(EXERCISE OBJECTIVE)
For the records below, give the number of lines containing the word "views" and no other text.

== AVAILABLE DATA ==

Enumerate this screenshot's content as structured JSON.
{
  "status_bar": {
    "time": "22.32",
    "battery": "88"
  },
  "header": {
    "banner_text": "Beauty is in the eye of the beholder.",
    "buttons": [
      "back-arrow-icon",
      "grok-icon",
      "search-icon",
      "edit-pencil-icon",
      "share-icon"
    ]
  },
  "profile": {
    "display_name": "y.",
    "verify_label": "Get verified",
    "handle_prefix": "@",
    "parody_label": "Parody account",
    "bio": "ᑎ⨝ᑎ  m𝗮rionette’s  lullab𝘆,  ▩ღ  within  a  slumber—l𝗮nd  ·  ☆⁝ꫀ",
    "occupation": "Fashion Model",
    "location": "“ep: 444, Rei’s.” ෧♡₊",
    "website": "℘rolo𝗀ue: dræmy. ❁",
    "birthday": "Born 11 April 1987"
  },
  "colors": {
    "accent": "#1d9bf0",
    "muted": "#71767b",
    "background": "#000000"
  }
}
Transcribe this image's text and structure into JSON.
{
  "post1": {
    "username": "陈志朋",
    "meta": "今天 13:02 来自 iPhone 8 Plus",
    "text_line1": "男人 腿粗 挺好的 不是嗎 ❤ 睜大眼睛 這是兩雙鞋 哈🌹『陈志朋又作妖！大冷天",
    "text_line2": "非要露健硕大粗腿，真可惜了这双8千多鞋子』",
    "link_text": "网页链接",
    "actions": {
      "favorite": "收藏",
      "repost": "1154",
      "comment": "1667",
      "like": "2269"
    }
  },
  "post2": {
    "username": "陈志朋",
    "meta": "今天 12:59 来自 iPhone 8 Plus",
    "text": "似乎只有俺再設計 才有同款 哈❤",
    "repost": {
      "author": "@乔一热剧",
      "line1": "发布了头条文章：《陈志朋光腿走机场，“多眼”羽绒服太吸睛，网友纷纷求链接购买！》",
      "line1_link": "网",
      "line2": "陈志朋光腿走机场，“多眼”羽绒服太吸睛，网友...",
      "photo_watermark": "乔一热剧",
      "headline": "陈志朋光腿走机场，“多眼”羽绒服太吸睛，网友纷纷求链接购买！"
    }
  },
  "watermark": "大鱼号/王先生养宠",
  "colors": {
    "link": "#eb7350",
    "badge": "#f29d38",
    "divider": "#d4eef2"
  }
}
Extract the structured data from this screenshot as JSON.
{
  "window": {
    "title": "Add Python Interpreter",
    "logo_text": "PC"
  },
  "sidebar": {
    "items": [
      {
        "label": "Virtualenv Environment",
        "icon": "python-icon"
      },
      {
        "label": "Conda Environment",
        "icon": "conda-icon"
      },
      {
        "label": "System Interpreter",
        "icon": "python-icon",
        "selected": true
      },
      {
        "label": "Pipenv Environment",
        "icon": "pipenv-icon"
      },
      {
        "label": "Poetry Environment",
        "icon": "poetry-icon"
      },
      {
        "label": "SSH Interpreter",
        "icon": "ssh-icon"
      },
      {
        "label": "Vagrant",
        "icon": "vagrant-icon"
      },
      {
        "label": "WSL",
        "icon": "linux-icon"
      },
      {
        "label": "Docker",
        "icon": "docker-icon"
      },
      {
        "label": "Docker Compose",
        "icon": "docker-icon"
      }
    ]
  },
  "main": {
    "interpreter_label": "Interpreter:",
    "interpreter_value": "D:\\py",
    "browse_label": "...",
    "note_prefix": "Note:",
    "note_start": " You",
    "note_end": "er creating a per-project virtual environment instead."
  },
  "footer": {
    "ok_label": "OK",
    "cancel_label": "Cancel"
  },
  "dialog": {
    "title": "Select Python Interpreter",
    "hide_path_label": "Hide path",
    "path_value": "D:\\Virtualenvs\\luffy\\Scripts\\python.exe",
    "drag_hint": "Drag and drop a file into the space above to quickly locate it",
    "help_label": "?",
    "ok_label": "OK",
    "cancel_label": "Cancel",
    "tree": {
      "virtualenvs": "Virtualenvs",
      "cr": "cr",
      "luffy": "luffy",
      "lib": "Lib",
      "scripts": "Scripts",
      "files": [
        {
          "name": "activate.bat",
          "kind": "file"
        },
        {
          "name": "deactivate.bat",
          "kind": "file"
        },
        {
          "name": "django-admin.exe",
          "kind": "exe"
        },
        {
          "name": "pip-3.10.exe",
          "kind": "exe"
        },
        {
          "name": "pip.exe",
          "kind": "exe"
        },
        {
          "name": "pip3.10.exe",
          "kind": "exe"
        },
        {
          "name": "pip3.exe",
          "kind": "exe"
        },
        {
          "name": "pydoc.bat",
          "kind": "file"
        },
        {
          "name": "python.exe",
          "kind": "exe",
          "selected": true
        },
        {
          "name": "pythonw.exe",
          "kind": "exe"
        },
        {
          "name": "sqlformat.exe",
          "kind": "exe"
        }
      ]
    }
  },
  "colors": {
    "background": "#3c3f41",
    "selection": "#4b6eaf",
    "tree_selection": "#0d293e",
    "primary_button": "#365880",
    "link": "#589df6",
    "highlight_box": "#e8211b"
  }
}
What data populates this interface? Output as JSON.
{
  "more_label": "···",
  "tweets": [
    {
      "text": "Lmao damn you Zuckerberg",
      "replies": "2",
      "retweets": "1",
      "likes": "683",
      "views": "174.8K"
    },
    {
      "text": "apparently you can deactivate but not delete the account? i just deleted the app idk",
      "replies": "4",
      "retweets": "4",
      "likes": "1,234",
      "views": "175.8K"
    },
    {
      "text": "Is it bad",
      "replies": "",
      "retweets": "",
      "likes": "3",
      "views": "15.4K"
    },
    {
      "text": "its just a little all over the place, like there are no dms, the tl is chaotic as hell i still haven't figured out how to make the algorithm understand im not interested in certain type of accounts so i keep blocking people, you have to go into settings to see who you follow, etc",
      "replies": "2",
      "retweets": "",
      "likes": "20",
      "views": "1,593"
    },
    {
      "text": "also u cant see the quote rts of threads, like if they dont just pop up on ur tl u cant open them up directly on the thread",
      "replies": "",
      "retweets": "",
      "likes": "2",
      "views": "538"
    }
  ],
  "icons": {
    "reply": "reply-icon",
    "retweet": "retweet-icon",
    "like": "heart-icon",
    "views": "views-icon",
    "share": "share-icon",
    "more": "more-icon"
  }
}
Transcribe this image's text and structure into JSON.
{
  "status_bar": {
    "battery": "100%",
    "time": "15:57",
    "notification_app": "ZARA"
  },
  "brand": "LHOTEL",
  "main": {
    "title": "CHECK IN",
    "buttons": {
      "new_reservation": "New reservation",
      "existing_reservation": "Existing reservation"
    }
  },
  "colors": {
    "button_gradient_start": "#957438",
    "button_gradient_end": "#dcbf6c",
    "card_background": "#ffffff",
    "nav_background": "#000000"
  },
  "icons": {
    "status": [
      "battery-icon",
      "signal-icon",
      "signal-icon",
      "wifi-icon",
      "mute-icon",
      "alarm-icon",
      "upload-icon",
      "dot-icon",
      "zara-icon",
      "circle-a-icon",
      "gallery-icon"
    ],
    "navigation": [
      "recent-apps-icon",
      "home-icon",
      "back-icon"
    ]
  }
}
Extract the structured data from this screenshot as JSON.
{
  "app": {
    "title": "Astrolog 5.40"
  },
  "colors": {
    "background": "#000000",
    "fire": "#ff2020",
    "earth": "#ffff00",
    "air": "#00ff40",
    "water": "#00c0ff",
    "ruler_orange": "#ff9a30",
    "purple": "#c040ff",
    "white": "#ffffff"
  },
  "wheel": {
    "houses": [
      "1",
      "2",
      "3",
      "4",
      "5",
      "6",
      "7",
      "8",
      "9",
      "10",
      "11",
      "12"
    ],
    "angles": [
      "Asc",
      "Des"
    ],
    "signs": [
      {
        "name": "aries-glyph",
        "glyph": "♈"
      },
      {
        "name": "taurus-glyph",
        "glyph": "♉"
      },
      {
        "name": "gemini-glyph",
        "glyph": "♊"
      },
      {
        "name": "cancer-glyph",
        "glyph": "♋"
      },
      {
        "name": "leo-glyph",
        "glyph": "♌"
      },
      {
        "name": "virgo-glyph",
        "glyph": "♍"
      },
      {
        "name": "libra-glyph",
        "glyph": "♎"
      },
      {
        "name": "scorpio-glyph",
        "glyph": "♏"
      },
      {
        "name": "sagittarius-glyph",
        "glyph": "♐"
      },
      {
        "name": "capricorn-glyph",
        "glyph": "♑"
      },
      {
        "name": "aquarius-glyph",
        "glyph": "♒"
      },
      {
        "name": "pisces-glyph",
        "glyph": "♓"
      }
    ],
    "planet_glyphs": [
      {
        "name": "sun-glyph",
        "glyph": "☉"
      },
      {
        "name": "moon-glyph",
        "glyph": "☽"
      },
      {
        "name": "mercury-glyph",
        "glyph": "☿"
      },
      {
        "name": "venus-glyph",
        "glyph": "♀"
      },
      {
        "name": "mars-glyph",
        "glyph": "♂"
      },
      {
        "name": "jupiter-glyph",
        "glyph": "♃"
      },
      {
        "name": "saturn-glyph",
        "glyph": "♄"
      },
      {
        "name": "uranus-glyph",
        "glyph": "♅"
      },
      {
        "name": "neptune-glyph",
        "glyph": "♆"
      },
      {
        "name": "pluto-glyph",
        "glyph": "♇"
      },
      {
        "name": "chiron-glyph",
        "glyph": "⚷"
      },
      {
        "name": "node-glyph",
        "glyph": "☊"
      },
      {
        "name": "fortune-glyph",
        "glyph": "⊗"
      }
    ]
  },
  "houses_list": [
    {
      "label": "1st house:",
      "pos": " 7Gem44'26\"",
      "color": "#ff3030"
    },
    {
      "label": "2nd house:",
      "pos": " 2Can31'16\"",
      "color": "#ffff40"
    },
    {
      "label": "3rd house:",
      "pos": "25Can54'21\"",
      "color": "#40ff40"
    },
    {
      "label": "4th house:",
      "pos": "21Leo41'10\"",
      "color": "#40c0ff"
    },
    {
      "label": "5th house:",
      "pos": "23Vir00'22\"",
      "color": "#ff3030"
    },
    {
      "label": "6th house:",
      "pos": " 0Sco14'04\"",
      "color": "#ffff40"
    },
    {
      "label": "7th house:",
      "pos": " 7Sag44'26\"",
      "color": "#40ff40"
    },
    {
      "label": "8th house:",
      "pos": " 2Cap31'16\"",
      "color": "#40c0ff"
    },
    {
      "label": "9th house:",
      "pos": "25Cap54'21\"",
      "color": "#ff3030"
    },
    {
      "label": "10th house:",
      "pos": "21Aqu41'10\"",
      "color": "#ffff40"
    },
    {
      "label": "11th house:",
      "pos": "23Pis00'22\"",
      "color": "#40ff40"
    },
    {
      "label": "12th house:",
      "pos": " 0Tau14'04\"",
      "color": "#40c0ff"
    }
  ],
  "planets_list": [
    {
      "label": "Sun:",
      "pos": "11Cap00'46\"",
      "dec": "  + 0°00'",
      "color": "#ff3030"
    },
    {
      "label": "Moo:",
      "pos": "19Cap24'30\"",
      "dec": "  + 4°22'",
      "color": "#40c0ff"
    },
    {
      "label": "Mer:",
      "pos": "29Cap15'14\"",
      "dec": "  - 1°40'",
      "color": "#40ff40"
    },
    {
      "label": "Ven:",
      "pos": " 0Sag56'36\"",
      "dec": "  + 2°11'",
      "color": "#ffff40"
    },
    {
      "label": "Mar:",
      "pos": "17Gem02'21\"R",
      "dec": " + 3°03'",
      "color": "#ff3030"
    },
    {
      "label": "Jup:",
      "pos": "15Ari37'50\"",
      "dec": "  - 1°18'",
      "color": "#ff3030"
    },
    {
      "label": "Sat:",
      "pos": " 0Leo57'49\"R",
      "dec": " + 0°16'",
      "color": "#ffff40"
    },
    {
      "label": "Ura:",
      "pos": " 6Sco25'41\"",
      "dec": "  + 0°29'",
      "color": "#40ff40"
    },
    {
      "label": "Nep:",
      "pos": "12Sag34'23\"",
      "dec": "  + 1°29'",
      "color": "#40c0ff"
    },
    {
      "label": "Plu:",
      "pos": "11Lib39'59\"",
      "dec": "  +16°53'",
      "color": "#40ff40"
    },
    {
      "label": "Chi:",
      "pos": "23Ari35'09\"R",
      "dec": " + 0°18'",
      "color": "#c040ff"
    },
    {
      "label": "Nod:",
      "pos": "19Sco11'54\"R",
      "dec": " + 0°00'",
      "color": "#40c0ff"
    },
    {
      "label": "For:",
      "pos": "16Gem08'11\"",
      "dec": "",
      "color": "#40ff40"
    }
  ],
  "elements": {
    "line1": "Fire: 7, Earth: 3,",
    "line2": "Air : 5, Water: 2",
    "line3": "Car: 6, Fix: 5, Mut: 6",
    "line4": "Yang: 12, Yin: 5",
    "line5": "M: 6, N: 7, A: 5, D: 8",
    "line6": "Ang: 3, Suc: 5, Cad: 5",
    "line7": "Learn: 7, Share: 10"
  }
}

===

(OUTPUT BELOW)
6